September was a very special month for us. First, we received all the grades and news from Prachi, Prerana, and Apurva, our girls in India. They are all doing wonderfully in school, and in their extracurricular activities. Please see their pages for new updates, photos and, in the case of Prerana, some new recordings. We couldn’t be prouder of them. They are all working very hard, and we are so glad that we are able to help them with things beyond school as well as their academic performance.
In the middle of the month, Christa was able to travel for one day to Berkeley, California to meet our contact from India, Aarti Naik. This was a very special event. Aarti and her friends in the United States had been trying for years to obtain a visa for her. She was finally awarded a travel visa, and her friends at Citizen Angel set about making it happen. But it wasn’t only for a visit. Aarti was in the Bay Area to present her story and to receive an award for her work helping dozens of girls from her slum learn, grow, and succeed.
It seemed too good an opportunity to pass up, so Christa flew out to the Bay Area to meet Aarti and the woman who put us in contact, CJ Hayden. Christa attended Aarti’s presentation on the Berkeley campus, and learned more about this extraordinary woman.
Christa also got a little clarity on how school in India works. At the end of 10th Standard (roughly 10th grade), students must take a big state exam. If a student doesn’t pass, she can study and try again, but she can’t go on until she passes. If she passes, she moves on to 11th and 12th Standard, what they call “junior college.” It is here that a student must begin to narrow her focus to one of three different areas, so that she can pick the proper college: sciences, commerce, or art. Each of these larger “subject” matters encompasses many careers, but a student will go to a different college for a different subject area. So that means Apurva, who just started 9th Standard, has a big two years ahead of her.
Christa and Aarti were able to meet over lunch and chat a little (click to enlarge)
The “Tell Her Story” event was the first of its kind from the Department of South Asian Studies at UC Berkeley, highlighting women making change. The three finalists worked in India and Pakistan (click to enlarge)
Aarti gave a wonderful presentation about her organization, Sakhi for Girls Education (click to enlarge)
Although she didn’t win the grand prize, Aarti said she felt like a winner as one of the finalists (click to enlarge)
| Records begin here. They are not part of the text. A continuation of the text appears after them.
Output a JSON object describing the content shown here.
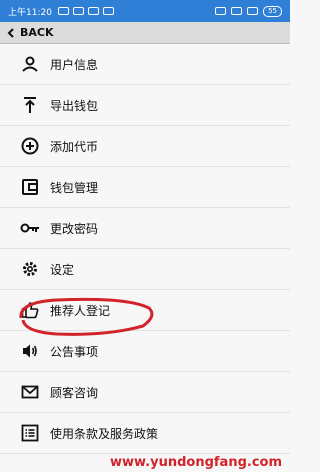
{
  "status_bar": {
    "time": "上午11:20",
    "battery": "55"
  },
  "header": {
    "back_label": "BACK"
  },
  "menu": [
    {
      "label": "用户信息",
      "icon": "person-icon"
    },
    {
      "label": "导出钱包",
      "icon": "upload-icon"
    },
    {
      "label": "添加代币",
      "icon": "add-circle-icon"
    },
    {
      "label": "钱包管理",
      "icon": "wallet-icon"
    },
    {
      "label": "更改密码",
      "icon": "key-icon"
    },
    {
      "label": "设定",
      "icon": "gear-icon"
    },
    {
      "label": "推荐人登记",
      "icon": "thumbs-up-icon"
    },
    {
      "label": "公告事项",
      "icon": "speaker-icon"
    },
    {
      "label": "顾客咨询",
      "icon": "mail-icon"
    },
    {
      "label": "使用条款及服务政策",
      "icon": "list-icon"
    }
  ],
  "watermark": "www.yundongfang.com",
  "colors": {
    "status_bar": "#2f7fd6",
    "annotation": "#d2232a"
  }
}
Christa, Aarti, and CJ Hayden, who introduced us to Aarti in the first place, and helps run an organization called Citizen Angel (click to enlarge)